Colombian Army Punishes "Bad Apple"
In a stirring development, a Colombian military tribunal has punished a "bad apple" -- a "rogue element" whose actions in 1997 and 1998 besmirched the good name of the Colombian armed forces.
Colonel Hernán Orozco was sentenced to 38 months in prison for a dastardly deed committed in July 1997; his vile actions in subsequent months have so far escaped censure.
A February 13 press release from Human Rights Watch provides the background:
"In July 1997, paramilitaries working with the Colombian Army killed more than thirty residents of Mapiripán, Meta. Judge Leonardo Iván Cortés tried to alert authorities, including the military, with urgent messages describing the macabre scene that lasted a full five days. 'Each night they kill groups of five to six defenseless people, who are cruelly and monstrously massacred after being tortured,' he said. 'The screams of humble people are audible, begging for mercy and asking for help.' Judge Cortés was later forced to leave Colombia with his family because of threats on his life. Dozens of others fled the village, joining Colombia's massive population of internally displaced.
"Subsequent investigations by civilian prosecutors reveal that troops under General [Jaime] Uscátegui's command welcomed paramilitaries who arrived at the San José del Guaviare airport, helped them load their trucks, and ensured that local troops who could have fought the paramilitaries were engaged elsewhere. General Uscátegui ignored alerts about the massacre, and a subordinate testified that the general later ordered him to falsify documents to cover up his complicity in it."
Colonel Orozco was the officer who told General Uscátegui about the ongoing actions of the paramilitaries in Mapiripán. His purpose, however, was not merely to inform, but to persuade the general to take action that would terminate the paramilitaries' work before completion.
Had Orozco succeeded, many Mapiripán residents guilty of the heinous crime of knowing someone who knows someone who knows a guerrilla would be walking the streets today -- still knowing someone who knows someone who knows a guerrilla. Fortunately, the good general knew better than to interfere with the paramilitaries' good work. He paid no heed to Orozco's appeal.

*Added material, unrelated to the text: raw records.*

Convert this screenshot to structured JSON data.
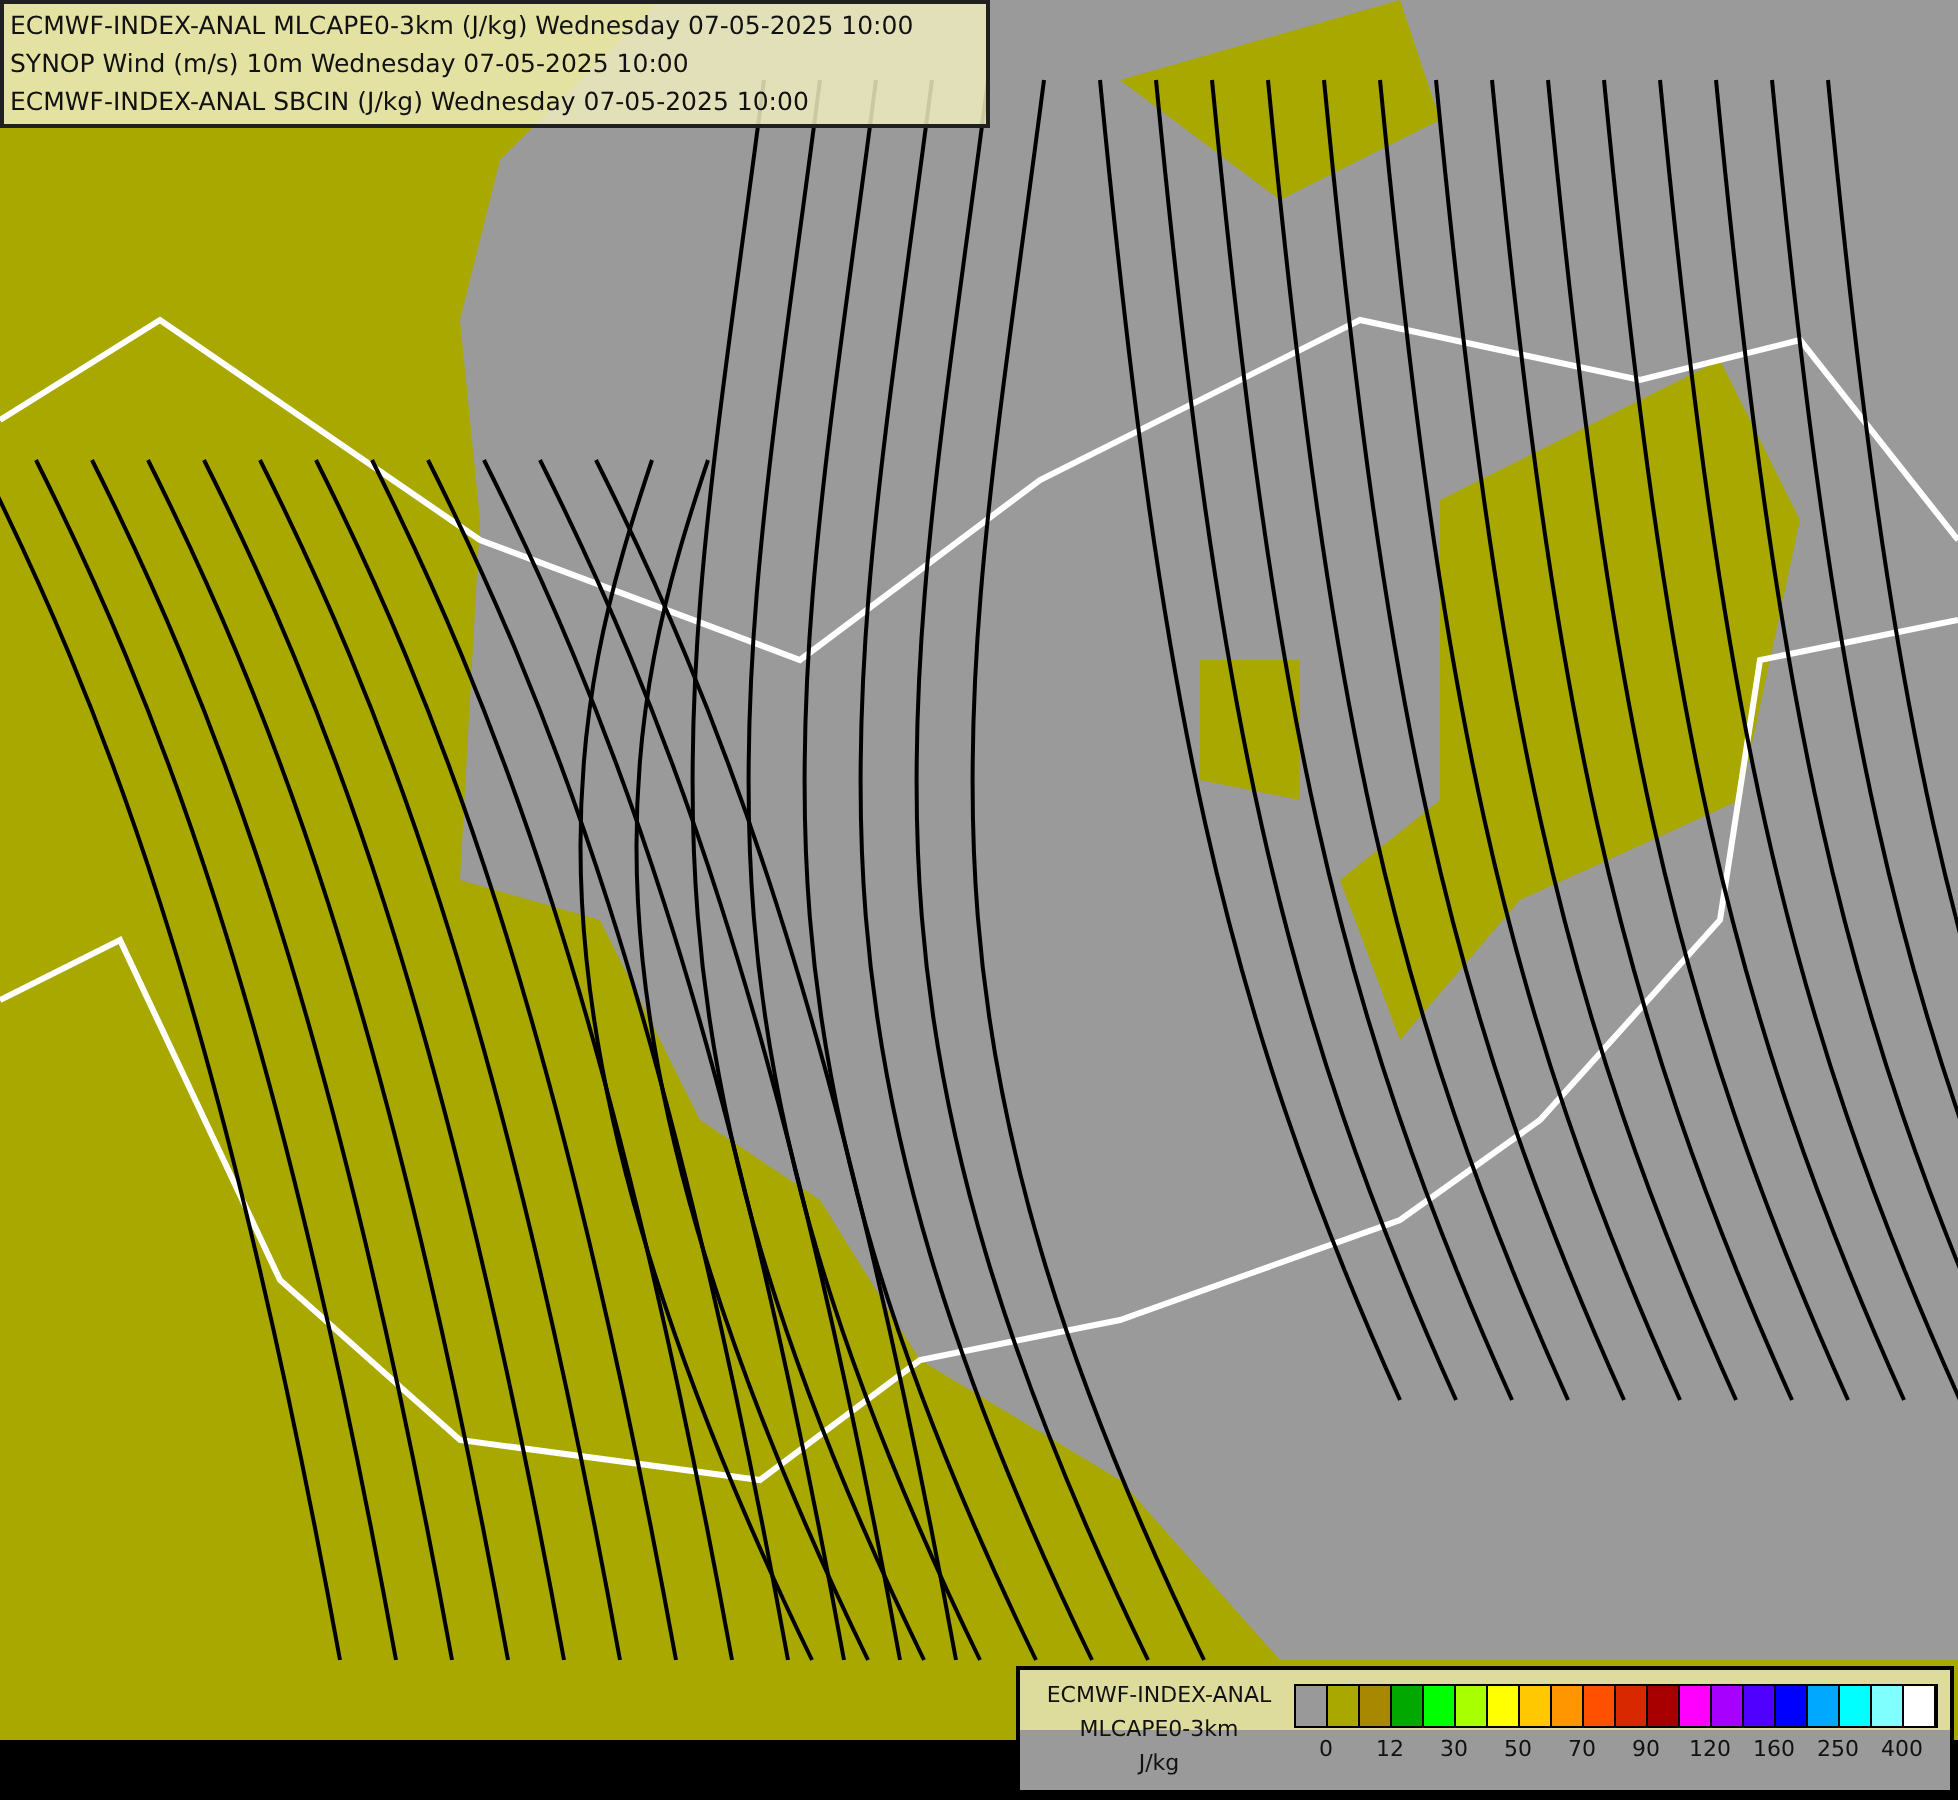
{
  "header": {
    "lines": [
      "ECMWF-INDEX-ANAL MLCAPE0-3km (J/kg) Wednesday 07-05-2025 10:00",
      "SYNOP Wind (m/s) 10m Wednesday 07-05-2025 10:00",
      "ECMWF-INDEX-ANAL SBCIN (J/kg) Wednesday 07-05-2025 10:00"
    ]
  },
  "legend": {
    "title": "ECMWF-INDEX-ANAL",
    "subtitle": "MLCAPE0-3km",
    "unit": "J/kg",
    "swatches": [
      {
        "color": "#999999"
      },
      {
        "color": "#a8a800"
      },
      {
        "color": "#a88800"
      },
      {
        "color": "#00a800"
      },
      {
        "color": "#00ff00"
      },
      {
        "color": "#a8ff00"
      },
      {
        "color": "#ffff00"
      },
      {
        "color": "#ffc800"
      },
      {
        "color": "#ff9600"
      },
      {
        "color": "#ff5000"
      },
      {
        "color": "#d82800"
      },
      {
        "color": "#a80000"
      },
      {
        "color": "#ff00ff"
      },
      {
        "color": "#a800ff"
      },
      {
        "color": "#5000ff"
      },
      {
        "color": "#0000ff"
      },
      {
        "color": "#00a8ff"
      },
      {
        "color": "#00ffff"
      },
      {
        "color": "#80ffff"
      },
      {
        "color": "#ffffff"
      }
    ],
    "ticks": [
      "0",
      "12",
      "30",
      "50",
      "70",
      "90",
      "120",
      "160",
      "250",
      "400"
    ]
  }
}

Orozco didn't stop there. He somehow got it into his head that he had acted rightly and the general had acted wrongly. So he squealed. Orozco "cooperated with civilian investigators, and his testimony helped Colombia's Attorney General prepare formal charges against Uscátegui for aiding and abetting paramilitary groups," reports HRW.
Squealing is conduct unbecoming an officer of what former Drug Czar Barry McCaffrey properly hails as Colombia's "national democratic forces." It's the sort of thing only a "rogue" -- a go-his-own-way troublemaker -- would do. Bad-apple Orozco might have infected an entire barrel of officers if the military tribunal hadn't acted.
Now if you get your news about Colombia from the U.S. media, you may have heard the terms "rogue" and "bad apple" applied to officers who collaborate with the paramilitaries. (If you learned about Colombia from Mike Wallace's glowing portrait of President Pastrana on the Dec. 5, 1999 edition of 60 Minutes, or if you trust the current editorials of the Washington Post, you of course assume there are no links at all and the army-paramilitary relationship is strictly adversarial.) Alas, our Fourth Estate has led you astray. Colombian officers who work with paramilitaries couldn't be more mainstream, as collaboration is the army's institutionalized if unstated policy.
That doesn't mean every officer collaborates. There's no need for every last officer to do so -- just enough to coordinate an effective, below-the-radar-screen working relationship. What could be more obvious?
And guess what? It's obvious to everyone involved in U.S. Colombia policy, whether he or she works for the White House, State Department, armed forces or CIA. These people aren't stupid, and they weren't born yesterday.
HRW neatly summarized the army-paramilitary relationship in its book Colombia's Killer Networks: "a sophisticated mechanism, in part supported by years of advice, training, weaponry, and official silence by the United States, that allows the Colombian military to fight a dirty war and Colombian officialdom to deny it. The price: thousands of dead, disappeared, maimed, and terrorized Colombians." That passage was penned in 1996, but HRW Colombia researcher Robin Kirk told me it holds true for today.
If our officials, through their media mouthpieces, have given you the wrong impression, there's a simple reason: They understand that you, being weak-willed and faint of heart, might object to the U.S. backing an army that collaborates with, and in some cases directs, paramilitaries who routinely decapitate with chainsaws civilians who know someone who knows someone who knows a guerrilla.
If you would just accept that the crime just described merits execution, there'd be no need for our officials to do a song-and-dance about "rogues" and "bad apples," or to pretend that this counterinsurgency crusade is fundamentally a "drug war."
From the perspective of U.S. government officials seeking to maintain public support for military aid to Colombia, you are the problem.